Remember Daisy, the dead donkey

Adam Harbinson
Adam Harbinson

In journalism you’ve heard it said, you don’t allow the truth to get in the way of a good story.

Forgive me if I’ve told you it before, but this is one I’d like to believe. It concerns an ageing Irish couple who were interviewed on the RTE Gay Byrne show some years ago. They had been married for over 60 years and Byrne was investigating the secret of their long lasting union.

‘Well,’ said the old boy gazing thoughtfully heaven ward, and this was his story...

The families of William James and Sarah Jane were poor Irish crofters and like many in their time when they married, a honeymoon was out of the question.

So after the ceremony they had a reception of sorts in the local hostelry, and off they trotted serenely into the sunset in the borrowed donkey and cart that was their wedding limo toward the bridal bed in his little whitewashed cottage.

However, after a couple of miles the tired old donkey stopped in his tracks. William James jumped off the cart, kicked the stubborn animal firmly in the rump and roared, ‘Donkey! That’s once!’ Then he climbed aboard again and the donkey inched grudgingly forward. But a half mile down the road the cart ground to a halt and this time Daisy the donkey steadfastly refused to budge.

Well, William James flew into such a rage. He bounded off the cart, pulled a .45 revolver from his coat pocket and dispatched the unfortunate beast to his great stable in the sky. Now it was Sarah Jane’s turn to lose her cool. ‘You brute! You wicked cruel monster!’ she yelled, pounding William James with tiny clenched fists. ‘How could you be so heartless?!’
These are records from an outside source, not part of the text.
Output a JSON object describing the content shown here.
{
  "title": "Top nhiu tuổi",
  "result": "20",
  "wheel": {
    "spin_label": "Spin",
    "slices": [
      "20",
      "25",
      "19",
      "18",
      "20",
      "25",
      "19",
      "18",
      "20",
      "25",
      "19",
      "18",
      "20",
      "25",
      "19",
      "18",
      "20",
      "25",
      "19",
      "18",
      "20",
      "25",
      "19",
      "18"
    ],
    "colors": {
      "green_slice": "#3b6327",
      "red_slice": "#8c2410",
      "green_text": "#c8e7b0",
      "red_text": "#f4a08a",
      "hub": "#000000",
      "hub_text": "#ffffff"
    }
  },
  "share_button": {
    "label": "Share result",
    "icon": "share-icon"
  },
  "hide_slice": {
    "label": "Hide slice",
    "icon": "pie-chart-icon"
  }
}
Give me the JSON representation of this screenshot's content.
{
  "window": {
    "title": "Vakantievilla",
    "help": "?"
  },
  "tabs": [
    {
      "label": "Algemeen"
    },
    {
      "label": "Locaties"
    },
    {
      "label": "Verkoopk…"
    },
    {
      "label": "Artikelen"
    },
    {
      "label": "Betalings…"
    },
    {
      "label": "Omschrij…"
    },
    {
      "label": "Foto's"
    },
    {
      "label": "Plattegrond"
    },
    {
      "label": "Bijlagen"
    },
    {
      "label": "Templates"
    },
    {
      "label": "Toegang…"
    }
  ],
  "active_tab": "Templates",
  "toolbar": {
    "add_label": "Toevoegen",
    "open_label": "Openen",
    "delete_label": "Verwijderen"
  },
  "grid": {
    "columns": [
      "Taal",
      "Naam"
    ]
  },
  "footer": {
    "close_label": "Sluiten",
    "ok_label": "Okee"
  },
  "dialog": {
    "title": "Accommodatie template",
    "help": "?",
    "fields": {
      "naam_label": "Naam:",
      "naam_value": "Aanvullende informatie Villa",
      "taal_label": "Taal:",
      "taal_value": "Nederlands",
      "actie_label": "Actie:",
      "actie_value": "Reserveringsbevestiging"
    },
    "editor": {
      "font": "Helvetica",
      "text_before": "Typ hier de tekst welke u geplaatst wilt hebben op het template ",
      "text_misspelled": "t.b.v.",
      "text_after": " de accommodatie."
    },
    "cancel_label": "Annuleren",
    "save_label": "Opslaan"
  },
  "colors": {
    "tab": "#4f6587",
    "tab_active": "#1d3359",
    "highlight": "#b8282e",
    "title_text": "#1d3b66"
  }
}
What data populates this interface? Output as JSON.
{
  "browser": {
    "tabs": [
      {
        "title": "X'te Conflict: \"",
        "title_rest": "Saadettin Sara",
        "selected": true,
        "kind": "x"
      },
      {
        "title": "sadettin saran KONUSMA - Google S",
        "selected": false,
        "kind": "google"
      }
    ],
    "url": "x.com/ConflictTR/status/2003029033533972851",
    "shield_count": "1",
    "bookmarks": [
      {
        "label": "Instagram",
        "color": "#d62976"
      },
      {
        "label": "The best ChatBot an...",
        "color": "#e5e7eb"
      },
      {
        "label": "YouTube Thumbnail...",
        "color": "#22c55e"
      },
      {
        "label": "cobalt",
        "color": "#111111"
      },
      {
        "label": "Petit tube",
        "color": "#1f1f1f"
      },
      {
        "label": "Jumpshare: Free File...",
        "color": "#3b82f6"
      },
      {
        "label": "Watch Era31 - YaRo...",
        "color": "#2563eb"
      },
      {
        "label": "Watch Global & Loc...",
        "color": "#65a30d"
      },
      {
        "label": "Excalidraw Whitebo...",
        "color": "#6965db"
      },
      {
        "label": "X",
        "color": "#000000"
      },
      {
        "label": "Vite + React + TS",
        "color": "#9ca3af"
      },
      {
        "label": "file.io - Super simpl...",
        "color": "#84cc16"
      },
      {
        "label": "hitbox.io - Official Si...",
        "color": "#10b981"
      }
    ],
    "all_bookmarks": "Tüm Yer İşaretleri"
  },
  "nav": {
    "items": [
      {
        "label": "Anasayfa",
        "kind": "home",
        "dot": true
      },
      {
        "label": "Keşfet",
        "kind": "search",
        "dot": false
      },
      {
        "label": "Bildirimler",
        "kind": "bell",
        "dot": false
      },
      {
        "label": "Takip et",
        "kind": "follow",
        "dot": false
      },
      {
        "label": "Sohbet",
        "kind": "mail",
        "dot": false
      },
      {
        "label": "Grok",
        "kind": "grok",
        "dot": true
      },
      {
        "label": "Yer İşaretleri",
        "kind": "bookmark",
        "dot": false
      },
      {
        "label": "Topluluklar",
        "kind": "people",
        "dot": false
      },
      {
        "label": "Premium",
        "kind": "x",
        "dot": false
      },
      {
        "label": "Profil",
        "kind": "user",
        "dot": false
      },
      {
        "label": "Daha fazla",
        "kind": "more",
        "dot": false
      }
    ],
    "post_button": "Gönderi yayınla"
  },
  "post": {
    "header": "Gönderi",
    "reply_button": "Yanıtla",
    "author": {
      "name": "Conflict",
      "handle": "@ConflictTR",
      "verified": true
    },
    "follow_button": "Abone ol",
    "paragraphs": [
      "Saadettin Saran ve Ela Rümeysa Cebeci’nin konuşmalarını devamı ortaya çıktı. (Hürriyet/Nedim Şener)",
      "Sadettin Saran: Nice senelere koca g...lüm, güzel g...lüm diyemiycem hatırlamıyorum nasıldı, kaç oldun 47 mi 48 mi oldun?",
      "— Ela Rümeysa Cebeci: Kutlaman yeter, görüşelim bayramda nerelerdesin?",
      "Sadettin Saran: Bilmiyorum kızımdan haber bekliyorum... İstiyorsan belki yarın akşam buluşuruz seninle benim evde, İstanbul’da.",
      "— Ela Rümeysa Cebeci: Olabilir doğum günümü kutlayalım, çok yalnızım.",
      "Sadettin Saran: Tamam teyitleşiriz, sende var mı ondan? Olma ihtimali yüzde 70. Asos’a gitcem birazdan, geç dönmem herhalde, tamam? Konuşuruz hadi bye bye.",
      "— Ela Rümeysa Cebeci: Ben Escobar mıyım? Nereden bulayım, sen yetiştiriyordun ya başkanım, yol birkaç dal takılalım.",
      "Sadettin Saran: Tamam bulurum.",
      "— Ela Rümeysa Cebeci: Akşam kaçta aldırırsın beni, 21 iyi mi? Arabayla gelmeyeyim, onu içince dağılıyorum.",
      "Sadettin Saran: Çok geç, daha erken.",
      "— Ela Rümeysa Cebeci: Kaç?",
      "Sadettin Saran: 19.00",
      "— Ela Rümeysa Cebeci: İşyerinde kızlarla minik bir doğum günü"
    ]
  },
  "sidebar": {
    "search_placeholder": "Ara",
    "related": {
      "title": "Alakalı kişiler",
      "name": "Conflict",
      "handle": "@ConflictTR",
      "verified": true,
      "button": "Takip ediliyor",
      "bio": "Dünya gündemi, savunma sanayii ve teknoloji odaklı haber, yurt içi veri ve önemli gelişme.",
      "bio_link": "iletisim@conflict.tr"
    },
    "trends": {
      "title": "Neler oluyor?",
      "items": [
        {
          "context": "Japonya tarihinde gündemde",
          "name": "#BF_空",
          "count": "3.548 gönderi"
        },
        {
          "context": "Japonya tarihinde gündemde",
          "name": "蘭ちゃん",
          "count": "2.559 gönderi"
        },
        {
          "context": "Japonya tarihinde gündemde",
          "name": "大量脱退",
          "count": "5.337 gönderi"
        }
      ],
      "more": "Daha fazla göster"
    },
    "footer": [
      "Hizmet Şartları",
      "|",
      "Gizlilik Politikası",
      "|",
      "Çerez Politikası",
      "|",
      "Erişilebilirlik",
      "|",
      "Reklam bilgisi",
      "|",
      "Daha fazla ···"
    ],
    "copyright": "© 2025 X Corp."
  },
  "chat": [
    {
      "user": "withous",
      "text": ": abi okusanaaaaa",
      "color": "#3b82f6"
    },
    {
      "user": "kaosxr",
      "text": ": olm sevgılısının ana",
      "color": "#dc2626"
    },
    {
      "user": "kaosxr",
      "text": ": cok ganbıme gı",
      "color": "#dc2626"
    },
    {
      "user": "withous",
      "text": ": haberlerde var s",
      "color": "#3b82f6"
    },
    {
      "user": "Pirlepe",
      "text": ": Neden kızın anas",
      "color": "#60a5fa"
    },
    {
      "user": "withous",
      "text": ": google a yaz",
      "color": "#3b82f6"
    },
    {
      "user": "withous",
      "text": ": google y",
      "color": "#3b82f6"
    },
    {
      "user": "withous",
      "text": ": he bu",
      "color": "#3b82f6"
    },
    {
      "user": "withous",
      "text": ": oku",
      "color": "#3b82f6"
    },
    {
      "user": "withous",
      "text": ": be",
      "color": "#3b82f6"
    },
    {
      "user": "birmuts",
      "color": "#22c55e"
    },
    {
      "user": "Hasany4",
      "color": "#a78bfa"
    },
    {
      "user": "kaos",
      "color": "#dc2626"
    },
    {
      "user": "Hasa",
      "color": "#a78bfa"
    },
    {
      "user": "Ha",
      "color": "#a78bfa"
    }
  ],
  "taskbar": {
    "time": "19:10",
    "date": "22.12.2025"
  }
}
He looked at her square in the eye and said, ‘Wife! ‘That’s once!’

Now it could be said that their long marriage bond was held together for six decades by William James’ implied threat. For all those years Sarah Jane was dutiful and submissive, he was hard working and provided as well as he could for the family’s material needs, but the relationship was based on fear and control. She never forgot the awful sight of the donkey’s bloodied head and his words, ‘Wife! That’s once!’

The question is, what sort of relationship do we have with our Father? Is it one marked by love and trust, or are we driven by fear of rejection to try harder, pray more, go to church more often and read the Bible cover to cover every year? And what role does religion play in developing and maintaining that relationship? Well, think about this one. The editor of Decision, perhaps the world’s most widely-read Christian magazine, wrote this: “God records everything you have ever said or done, from your cradle to your grave. They will stand through time and will condemn you before God in eternity. What will God’s TV camera show about you?”

That is his theology, but then he adds this: “If you confess your sins, God will forgive you and wash away your sins.” How can they be washed away and yet ‘stand through time to condemn?’

The only way that major contradiction can be explained is the preacher’s desire to control through fear. Here’s what the Bible has to say about the subject, ‘As far as the east is from the west, so far has he removed our transgressions from us.’ (Psalm 103:12).

Now, you can measure how far it is from North to South, but you can’t measure the distance from East to West, and that’s far enough for me.